--- Given records Enclosed Below ---

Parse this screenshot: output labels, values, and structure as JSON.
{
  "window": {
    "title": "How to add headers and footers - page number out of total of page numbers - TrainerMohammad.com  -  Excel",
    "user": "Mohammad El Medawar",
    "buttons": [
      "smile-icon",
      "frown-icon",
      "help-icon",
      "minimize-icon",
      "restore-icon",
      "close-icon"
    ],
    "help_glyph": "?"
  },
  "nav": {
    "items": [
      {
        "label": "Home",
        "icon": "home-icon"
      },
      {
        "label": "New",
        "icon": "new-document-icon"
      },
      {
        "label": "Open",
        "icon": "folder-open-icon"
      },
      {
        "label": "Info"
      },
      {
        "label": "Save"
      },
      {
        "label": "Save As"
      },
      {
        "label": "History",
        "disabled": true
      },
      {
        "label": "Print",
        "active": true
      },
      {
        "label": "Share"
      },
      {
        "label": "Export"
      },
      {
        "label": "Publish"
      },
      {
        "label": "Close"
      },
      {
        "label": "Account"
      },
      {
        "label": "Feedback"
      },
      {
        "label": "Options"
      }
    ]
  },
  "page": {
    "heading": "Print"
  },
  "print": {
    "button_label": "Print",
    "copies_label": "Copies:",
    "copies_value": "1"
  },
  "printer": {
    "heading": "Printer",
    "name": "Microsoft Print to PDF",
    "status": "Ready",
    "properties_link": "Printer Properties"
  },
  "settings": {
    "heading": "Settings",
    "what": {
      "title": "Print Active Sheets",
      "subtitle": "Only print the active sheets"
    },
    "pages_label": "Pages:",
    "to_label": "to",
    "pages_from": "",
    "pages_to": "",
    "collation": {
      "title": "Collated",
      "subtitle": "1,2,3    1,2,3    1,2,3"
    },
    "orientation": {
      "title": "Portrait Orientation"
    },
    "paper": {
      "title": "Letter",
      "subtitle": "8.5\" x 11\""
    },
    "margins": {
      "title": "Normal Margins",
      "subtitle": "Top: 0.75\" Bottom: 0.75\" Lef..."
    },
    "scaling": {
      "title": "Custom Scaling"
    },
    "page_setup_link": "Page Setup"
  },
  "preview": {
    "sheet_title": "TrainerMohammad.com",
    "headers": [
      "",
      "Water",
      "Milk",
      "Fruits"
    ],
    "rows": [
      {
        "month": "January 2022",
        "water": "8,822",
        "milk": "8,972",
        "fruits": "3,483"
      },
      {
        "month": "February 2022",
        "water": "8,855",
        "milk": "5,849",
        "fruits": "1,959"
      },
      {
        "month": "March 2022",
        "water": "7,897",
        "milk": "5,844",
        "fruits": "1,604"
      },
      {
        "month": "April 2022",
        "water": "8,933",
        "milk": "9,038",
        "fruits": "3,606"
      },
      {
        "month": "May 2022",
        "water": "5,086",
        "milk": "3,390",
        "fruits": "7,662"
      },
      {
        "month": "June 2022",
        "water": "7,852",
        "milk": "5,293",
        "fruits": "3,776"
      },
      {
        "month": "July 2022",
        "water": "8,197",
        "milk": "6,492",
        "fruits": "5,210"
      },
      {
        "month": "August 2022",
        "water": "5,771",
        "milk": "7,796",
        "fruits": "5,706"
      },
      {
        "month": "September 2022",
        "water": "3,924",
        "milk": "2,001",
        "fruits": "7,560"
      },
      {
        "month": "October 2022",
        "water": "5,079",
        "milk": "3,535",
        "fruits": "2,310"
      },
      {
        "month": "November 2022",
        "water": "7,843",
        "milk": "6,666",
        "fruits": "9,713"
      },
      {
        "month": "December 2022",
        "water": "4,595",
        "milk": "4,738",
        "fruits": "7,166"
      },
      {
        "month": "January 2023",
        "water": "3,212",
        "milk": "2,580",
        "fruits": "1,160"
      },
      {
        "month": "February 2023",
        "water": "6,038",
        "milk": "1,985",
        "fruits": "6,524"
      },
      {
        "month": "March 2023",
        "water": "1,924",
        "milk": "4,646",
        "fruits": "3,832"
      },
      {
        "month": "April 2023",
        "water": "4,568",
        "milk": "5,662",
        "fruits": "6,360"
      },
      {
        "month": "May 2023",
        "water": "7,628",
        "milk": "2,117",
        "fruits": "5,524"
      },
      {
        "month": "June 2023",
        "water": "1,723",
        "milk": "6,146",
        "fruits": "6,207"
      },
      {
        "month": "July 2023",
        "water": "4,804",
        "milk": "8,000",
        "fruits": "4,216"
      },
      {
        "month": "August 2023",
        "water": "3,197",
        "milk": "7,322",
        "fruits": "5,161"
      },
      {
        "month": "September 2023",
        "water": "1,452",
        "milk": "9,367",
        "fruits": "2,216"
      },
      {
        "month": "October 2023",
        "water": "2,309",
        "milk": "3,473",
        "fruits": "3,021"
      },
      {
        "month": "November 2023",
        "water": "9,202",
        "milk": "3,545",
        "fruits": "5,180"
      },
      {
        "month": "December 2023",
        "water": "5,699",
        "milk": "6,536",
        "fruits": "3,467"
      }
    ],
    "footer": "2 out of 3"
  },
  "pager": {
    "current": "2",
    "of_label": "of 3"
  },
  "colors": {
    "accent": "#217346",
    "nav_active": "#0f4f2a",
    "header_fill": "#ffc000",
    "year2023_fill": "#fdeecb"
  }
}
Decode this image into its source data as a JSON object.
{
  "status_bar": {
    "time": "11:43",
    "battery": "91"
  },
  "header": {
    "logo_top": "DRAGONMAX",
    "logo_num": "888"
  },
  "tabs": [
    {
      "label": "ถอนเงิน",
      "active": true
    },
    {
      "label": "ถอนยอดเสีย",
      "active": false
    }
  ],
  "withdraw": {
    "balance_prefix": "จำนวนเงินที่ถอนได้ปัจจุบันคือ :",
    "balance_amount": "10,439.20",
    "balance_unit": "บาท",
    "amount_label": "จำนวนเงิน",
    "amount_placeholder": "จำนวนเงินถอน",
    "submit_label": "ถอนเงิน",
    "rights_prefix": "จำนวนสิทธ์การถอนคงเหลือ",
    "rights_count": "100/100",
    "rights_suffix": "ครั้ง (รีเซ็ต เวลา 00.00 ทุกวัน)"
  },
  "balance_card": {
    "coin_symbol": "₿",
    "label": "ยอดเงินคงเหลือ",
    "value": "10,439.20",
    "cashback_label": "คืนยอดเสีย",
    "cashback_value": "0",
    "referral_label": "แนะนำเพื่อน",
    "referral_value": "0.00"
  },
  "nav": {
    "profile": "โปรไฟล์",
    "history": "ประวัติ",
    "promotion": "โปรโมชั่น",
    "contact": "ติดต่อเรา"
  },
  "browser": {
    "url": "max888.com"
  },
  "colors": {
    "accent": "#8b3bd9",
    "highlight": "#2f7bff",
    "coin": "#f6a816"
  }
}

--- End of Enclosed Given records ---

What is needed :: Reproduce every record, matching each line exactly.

Exercise answer ::
Parse this screenshot: output labels, values, and structure as JSON.
{
  "window": {
    "title": "How to add headers and footers - page number out of total of page numbers - TrainerMohammad.com  -  Excel",
    "user": "Mohammad El Medawar",
    "buttons": [
      "smile-icon",
      "frown-icon",
      "help-icon",
      "minimize-icon",
      "restore-icon",
      "close-icon"
    ],
    "help_glyph": "?"
  },
  "nav": {
    "items": [
      {
        "label": "Home",
        "icon": "home-icon"
      },
      {
        "label": "New",
        "icon": "new-document-icon"
      },
      {
        "label": "Open",
        "icon": "folder-open-icon"
      },
      {
        "label": "Info"
      },
      {
        "label": "Save"
      },
      {
        "label": "Save As"
      },
      {
        "label": "History",
        "disabled": true
      },
      {
        "label": "Print",
        "active": true
      },
      {
        "label": "Share"
      },
      {
        "label": "Export"
      },
      {
        "label": "Publish"
      },
      {
        "label": "Close"
      },
      {
        "label": "Account"
      },
      {
        "label": "Feedback"
      },
      {
        "label": "Options"
      }
    ]
  },
  "page": {
    "heading": "Print"
  },
  "print": {
    "button_label": "Print",
    "copies_label": "Copies:",
    "copies_value": "1"
  },
  "printer": {
    "heading": "Printer",
    "name": "Microsoft Print to PDF",
    "status": "Ready",
    "properties_link": "Printer Properties"
  },
  "settings": {
    "heading": "Settings",
    "what": {
      "title": "Print Active Sheets",
      "subtitle": "Only print the active sheets"
    },
    "pages_label": "Pages:",
    "to_label": "to",
    "pages_from": "",
    "pages_to": "",
    "collation": {
      "title": "Collated",
      "subtitle": "1,2,3    1,2,3    1,2,3"
    },
    "orientation": {
      "title": "Portrait Orientation"
    },
    "paper": {
      "title": "Letter",
      "subtitle": "8.5\" x 11\""
    },
    "margins": {
      "title": "Normal Margins",
      "subtitle": "Top: 0.75\" Bottom: 0.75\" Lef..."
    },
    "scaling": {
      "title": "Custom Scaling"
    },
    "page_setup_link": "Page Setup"
  },
  "preview": {
    "sheet_title": "TrainerMohammad.com",
    "headers": [
      "",
      "Water",
      "Milk",
      "Fruits"
    ],
    "rows": [
      {
        "month": "January 2022",
        "water": "8,822",
        "milk": "8,972",
        "fruits": "3,483"
      },
      {
        "month": "February 2022",
        "water": "8,855",
        "milk": "5,849",
        "fruits": "1,959"
      },
      {
        "month": "March 2022",
        "water": "7,897",
        "milk": "5,844",
        "fruits": "1,604"
      },
      {
        "month": "April 2022",
        "water": "8,933",
        "milk": "9,038",
        "fruits": "3,606"
      },
      {
        "month": "May 2022",
        "water": "5,086",
        "milk": "3,390",
        "fruits": "7,662"
      },
      {
        "month": "June 2022",
        "water": "7,852",
        "milk": "5,293",
        "fruits": "3,776"
      },
      {
        "month": "July 2022",
        "water": "8,197",
        "milk": "6,492",
        "fruits": "5,210"
      },
      {
        "month": "August 2022",
        "water": "5,771",
        "milk": "7,796",
        "fruits": "5,706"
      },
      {
        "month": "September 2022",
        "water": "3,924",
        "milk": "2,001",
        "fruits": "7,560"
      },
      {
        "month": "October 2022",
        "water": "5,079",
        "milk": "3,535",
        "fruits": "2,310"
      },
      {
        "month": "November 2022",
        "water": "7,843",
        "milk": "6,666",
        "fruits": "9,713"
      },
      {
        "month": "December 2022",
        "water": "4,595",
        "milk": "4,738",
        "fruits": "7,166"
      },
      {
        "month": "January 2023",
        "water": "3,212",
        "milk": "2,580",
        "fruits": "1,160"
      },
      {
        "month": "February 2023",
        "water": "6,038",
        "milk": "1,985",
        "fruits": "6,524"
      },
      {
        "month": "March 2023",
        "water": "1,924",
        "milk": "4,646",
        "fruits": "3,832"
      },
      {
        "month": "April 2023",
        "water": "4,568",
        "milk": "5,662",
        "fruits": "6,360"
      },
      {
        "month": "May 2023",
        "water": "7,628",
        "milk": "2,117",
        "fruits": "5,524"
      },
      {
        "month": "June 2023",
        "water": "1,723",
        "milk": "6,146",
        "fruits": "6,207"
      },
      {
        "month": "July 2023",
        "water": "4,804",
        "milk": "8,000",
        "fruits": "4,216"
      },
      {
        "month": "August 2023",
        "water": "3,197",
        "milk": "7,322",
        "fruits": "5,161"
      },
      {
        "month": "September 2023",
        "water": "1,452",
        "milk": "9,367",
        "fruits": "2,216"
      },
      {
        "month": "October 2023",
        "water": "2,309",
        "milk": "3,473",
        "fruits": "3,021"
      },
      {
        "month": "November 2023",
        "water": "9,202",
        "milk": "3,545",
        "fruits": "5,180"
      },
      {
        "month": "December 2023",
        "water": "5,699",
        "milk": "6,536",
        "fruits": "3,467"
      }
    ],
    "footer": "2 out of 3"
  },
  "pager": {
    "current": "2",
    "of_label": "of 3"
  },
  "colors": {
    "accent": "#217346",
    "nav_active": "#0f4f2a",
    "header_fill": "#ffc000",
    "year2023_fill": "#fdeecb"
  }
}
Decode this image into its source data as a JSON object.
{
  "status_bar": {
    "time": "11:43",
    "battery": "91"
  },
  "header": {
    "logo_top": "DRAGONMAX",
    "logo_num": "888"
  },
  "tabs": [
    {
      "label": "ถอนเงิน",
      "active": true
    },
    {
      "label": "ถอนยอดเสีย",
      "active": false
    }
  ],
  "withdraw": {
    "balance_prefix": "จำนวนเงินที่ถอนได้ปัจจุบันคือ :",
    "balance_amount": "10,439.20",
    "balance_unit": "บาท",
    "amount_label": "จำนวนเงิน",
    "amount_placeholder": "จำนวนเงินถอน",
    "submit_label": "ถอนเงิน",
    "rights_prefix": "จำนวนสิทธ์การถอนคงเหลือ",
    "rights_count": "100/100",
    "rights_suffix": "ครั้ง (รีเซ็ต เวลา 00.00 ทุกวัน)"
  },
  "balance_card": {
    "coin_symbol": "₿",
    "label": "ยอดเงินคงเหลือ",
    "value": "10,439.20",
    "cashback_label": "คืนยอดเสีย",
    "cashback_value": "0",
    "referral_label": "แนะนำเพื่อน",
    "referral_value": "0.00"
  },
  "nav": {
    "profile": "โปรไฟล์",
    "history": "ประวัติ",
    "promotion": "โปรโมชั่น",
    "contact": "ติดต่อเรา"
  },
  "browser": {
    "url": "max888.com"
  },
  "colors": {
    "accent": "#8b3bd9",
    "highlight": "#2f7bff",
    "coin": "#f6a816"
  }
}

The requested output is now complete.